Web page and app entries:
__________________________________________________

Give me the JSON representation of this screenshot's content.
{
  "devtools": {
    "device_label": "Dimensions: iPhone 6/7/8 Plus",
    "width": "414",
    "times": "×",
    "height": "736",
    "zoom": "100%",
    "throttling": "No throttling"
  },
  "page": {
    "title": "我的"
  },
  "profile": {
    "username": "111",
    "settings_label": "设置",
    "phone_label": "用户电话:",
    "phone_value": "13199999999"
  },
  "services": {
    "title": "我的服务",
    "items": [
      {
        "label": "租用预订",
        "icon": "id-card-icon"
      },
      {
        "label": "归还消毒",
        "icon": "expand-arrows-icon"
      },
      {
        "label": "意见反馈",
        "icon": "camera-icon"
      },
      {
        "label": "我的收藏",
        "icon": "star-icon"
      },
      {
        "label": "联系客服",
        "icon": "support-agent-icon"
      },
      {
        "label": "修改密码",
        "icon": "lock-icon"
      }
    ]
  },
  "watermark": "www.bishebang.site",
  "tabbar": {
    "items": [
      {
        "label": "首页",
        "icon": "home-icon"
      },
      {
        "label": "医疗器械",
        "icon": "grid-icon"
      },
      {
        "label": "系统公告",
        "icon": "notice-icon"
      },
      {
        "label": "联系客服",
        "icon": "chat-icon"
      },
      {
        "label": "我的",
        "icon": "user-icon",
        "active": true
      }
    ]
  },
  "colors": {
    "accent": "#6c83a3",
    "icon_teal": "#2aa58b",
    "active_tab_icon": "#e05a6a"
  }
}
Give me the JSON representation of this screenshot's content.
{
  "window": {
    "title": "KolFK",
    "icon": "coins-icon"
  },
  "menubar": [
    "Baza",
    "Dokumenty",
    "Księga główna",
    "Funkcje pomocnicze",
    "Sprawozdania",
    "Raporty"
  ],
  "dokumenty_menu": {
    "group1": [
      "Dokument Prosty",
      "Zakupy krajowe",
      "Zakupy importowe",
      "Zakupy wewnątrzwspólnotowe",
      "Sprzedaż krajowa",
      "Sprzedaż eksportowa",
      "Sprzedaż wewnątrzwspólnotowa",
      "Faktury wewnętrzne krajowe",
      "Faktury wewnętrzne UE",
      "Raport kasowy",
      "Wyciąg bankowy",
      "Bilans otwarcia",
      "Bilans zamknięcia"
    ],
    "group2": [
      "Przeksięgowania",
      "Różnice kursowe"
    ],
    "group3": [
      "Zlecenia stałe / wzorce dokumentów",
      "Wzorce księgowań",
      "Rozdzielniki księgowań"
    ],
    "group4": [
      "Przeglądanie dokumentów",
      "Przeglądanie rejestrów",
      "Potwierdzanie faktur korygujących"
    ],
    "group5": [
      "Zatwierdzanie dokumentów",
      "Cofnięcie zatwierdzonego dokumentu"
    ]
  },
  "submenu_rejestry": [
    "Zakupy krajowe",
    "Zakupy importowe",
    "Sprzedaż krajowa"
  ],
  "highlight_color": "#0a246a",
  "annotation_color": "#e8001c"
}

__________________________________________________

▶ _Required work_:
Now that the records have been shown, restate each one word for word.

▶ _Solution to this exercise_:
Give me the JSON representation of this screenshot's content.
{
  "devtools": {
    "device_label": "Dimensions: iPhone 6/7/8 Plus",
    "width": "414",
    "times": "×",
    "height": "736",
    "zoom": "100%",
    "throttling": "No throttling"
  },
  "page": {
    "title": "我的"
  },
  "profile": {
    "username": "111",
    "settings_label": "设置",
    "phone_label": "用户电话:",
    "phone_value": "13199999999"
  },
  "services": {
    "title": "我的服务",
    "items": [
      {
        "label": "租用预订",
        "icon": "id-card-icon"
      },
      {
        "label": "归还消毒",
        "icon": "expand-arrows-icon"
      },
      {
        "label": "意见反馈",
        "icon": "camera-icon"
      },
      {
        "label": "我的收藏",
        "icon": "star-icon"
      },
      {
        "label": "联系客服",
        "icon": "support-agent-icon"
      },
      {
        "label": "修改密码",
        "icon": "lock-icon"
      }
    ]
  },
  "watermark": "www.bishebang.site",
  "tabbar": {
    "items": [
      {
        "label": "首页",
        "icon": "home-icon"
      },
      {
        "label": "医疗器械",
        "icon": "grid-icon"
      },
      {
        "label": "系统公告",
        "icon": "notice-icon"
      },
      {
        "label": "联系客服",
        "icon": "chat-icon"
      },
      {
        "label": "我的",
        "icon": "user-icon",
        "active": true
      }
    ]
  },
  "colors": {
    "accent": "#6c83a3",
    "icon_teal": "#2aa58b",
    "active_tab_icon": "#e05a6a"
  }
}
Give me the JSON representation of this screenshot's content.
{
  "window": {
    "title": "KolFK",
    "icon": "coins-icon"
  },
  "menubar": [
    "Baza",
    "Dokumenty",
    "Księga główna",
    "Funkcje pomocnicze",
    "Sprawozdania",
    "Raporty"
  ],
  "dokumenty_menu": {
    "group1": [
      "Dokument Prosty",
      "Zakupy krajowe",
      "Zakupy importowe",
      "Zakupy wewnątrzwspólnotowe",
      "Sprzedaż krajowa",
      "Sprzedaż eksportowa",
      "Sprzedaż wewnątrzwspólnotowa",
      "Faktury wewnętrzne krajowe",
      "Faktury wewnętrzne UE",
      "Raport kasowy",
      "Wyciąg bankowy",
      "Bilans otwarcia",
      "Bilans zamknięcia"
    ],
    "group2": [
      "Przeksięgowania",
      "Różnice kursowe"
    ],
    "group3": [
      "Zlecenia stałe / wzorce dokumentów",
      "Wzorce księgowań",
      "Rozdzielniki księgowań"
    ],
    "group4": [
      "Przeglądanie dokumentów",
      "Przeglądanie rejestrów",
      "Potwierdzanie faktur korygujących"
    ],
    "group5": [
      "Zatwierdzanie dokumentów",
      "Cofnięcie zatwierdzonego dokumentu"
    ]
  },
  "submenu_rejestry": [
    "Zakupy krajowe",
    "Zakupy importowe",
    "Sprzedaż krajowa"
  ],
  "highlight_color": "#0a246a",
  "annotation_color": "#e8001c"
}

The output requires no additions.